:: PROBLEM ::
Select every line below containing the word "Libraries".
(EXTRACTED INFORMATION begins)
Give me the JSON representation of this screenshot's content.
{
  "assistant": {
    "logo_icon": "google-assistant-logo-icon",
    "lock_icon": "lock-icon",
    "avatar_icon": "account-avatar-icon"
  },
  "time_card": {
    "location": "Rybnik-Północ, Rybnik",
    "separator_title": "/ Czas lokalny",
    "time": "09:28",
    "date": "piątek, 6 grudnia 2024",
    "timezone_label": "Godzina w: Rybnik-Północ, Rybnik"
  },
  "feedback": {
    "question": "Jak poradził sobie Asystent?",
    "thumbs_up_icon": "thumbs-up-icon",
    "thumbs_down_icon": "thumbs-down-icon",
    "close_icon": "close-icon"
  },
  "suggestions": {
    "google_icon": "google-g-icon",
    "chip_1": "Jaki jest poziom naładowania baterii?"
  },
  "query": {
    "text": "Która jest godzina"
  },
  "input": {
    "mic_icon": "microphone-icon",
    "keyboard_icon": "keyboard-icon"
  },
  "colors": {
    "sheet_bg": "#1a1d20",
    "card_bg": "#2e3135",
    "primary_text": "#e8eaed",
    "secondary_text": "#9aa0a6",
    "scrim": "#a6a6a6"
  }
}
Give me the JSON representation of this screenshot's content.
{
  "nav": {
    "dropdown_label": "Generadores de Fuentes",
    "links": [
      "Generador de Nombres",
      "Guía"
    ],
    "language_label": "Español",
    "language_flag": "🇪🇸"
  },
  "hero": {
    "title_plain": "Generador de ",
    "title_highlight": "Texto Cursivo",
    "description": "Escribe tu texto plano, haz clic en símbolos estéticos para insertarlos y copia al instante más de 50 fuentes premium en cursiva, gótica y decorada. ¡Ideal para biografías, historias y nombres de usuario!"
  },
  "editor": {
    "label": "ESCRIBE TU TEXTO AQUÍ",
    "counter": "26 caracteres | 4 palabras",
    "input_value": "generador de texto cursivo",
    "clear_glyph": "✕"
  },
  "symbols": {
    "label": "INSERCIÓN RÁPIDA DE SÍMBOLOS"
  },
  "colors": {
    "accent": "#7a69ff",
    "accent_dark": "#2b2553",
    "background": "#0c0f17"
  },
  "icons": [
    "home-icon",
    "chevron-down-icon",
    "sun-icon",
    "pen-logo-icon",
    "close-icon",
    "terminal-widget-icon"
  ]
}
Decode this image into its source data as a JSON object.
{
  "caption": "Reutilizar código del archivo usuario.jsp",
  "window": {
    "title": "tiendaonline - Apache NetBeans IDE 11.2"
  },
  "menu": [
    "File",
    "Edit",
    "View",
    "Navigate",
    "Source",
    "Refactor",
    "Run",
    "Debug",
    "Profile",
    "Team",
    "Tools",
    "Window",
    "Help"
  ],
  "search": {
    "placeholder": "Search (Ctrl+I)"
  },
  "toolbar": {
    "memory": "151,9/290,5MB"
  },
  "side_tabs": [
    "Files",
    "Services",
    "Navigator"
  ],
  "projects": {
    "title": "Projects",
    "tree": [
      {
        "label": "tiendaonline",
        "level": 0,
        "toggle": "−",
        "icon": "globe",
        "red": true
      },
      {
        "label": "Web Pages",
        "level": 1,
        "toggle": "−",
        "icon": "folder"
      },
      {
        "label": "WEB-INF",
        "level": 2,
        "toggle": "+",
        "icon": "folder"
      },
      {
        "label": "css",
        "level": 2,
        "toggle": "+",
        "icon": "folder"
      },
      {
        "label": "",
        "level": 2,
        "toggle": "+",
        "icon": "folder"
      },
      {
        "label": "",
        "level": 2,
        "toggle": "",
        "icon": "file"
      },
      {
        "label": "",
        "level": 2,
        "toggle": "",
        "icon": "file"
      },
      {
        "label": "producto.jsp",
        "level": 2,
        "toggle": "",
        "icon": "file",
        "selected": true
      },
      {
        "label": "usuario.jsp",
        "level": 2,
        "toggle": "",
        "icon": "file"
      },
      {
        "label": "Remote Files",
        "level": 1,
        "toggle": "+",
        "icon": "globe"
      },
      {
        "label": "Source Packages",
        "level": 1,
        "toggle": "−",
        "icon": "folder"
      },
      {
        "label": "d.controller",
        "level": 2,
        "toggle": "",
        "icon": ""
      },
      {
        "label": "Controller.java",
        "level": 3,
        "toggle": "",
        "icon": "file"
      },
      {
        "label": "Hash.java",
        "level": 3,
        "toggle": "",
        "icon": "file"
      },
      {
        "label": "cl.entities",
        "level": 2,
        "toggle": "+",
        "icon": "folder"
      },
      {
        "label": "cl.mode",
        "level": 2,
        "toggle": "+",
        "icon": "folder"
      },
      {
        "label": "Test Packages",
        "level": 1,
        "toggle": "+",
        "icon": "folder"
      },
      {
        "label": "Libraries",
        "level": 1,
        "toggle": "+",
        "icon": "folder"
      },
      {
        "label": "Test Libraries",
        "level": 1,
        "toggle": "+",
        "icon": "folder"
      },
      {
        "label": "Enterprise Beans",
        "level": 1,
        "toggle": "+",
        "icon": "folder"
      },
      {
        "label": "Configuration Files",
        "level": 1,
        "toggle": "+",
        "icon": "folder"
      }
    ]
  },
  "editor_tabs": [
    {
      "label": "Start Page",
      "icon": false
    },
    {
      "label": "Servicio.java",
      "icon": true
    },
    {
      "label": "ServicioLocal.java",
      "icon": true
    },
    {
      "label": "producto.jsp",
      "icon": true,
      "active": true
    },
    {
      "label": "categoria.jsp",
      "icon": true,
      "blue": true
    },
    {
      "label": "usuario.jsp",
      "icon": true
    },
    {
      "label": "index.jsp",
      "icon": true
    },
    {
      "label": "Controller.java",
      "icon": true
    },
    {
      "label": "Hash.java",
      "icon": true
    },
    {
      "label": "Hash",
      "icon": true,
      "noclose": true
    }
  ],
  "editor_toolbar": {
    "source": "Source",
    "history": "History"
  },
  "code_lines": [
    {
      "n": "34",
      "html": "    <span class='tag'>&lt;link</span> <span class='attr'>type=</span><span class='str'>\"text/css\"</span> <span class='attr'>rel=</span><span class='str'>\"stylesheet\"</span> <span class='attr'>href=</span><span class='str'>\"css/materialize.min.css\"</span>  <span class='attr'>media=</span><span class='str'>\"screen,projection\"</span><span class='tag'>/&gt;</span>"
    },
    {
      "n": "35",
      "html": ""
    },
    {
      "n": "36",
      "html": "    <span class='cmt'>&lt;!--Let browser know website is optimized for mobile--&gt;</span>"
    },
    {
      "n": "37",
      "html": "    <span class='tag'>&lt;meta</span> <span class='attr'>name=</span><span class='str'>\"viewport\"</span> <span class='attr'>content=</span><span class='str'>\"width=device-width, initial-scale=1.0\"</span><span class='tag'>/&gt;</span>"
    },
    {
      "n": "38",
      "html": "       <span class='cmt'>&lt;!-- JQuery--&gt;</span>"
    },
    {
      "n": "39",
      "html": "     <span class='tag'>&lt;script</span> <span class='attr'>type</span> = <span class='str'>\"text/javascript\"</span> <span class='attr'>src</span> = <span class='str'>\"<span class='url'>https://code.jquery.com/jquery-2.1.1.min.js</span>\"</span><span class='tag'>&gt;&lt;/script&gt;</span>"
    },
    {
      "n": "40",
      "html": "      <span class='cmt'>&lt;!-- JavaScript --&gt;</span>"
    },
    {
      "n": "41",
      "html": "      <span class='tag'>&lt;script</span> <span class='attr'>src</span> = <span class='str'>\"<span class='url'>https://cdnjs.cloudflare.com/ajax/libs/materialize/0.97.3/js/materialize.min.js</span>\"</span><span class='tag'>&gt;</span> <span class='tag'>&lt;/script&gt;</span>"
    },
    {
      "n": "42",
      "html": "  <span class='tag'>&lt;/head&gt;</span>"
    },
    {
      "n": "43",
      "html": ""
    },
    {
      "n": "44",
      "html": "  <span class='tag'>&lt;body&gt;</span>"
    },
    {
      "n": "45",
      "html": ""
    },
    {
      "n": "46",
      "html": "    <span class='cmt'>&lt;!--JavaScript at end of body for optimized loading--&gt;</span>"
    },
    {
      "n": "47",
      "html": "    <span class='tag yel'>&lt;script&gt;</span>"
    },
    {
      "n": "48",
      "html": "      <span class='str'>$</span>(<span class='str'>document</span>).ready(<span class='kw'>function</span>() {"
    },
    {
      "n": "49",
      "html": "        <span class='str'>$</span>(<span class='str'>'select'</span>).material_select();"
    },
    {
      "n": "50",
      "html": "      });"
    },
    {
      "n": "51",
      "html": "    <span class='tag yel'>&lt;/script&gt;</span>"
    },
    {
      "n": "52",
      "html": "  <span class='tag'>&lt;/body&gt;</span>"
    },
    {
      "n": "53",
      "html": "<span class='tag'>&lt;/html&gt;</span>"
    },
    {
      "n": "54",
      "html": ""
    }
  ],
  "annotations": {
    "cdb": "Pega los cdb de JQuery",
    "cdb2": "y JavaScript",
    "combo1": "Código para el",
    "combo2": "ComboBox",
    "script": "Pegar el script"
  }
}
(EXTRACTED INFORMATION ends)
:: RESPONSE TO THE TASK ::
        "label": "Libraries",
        "label": "Test Libraries",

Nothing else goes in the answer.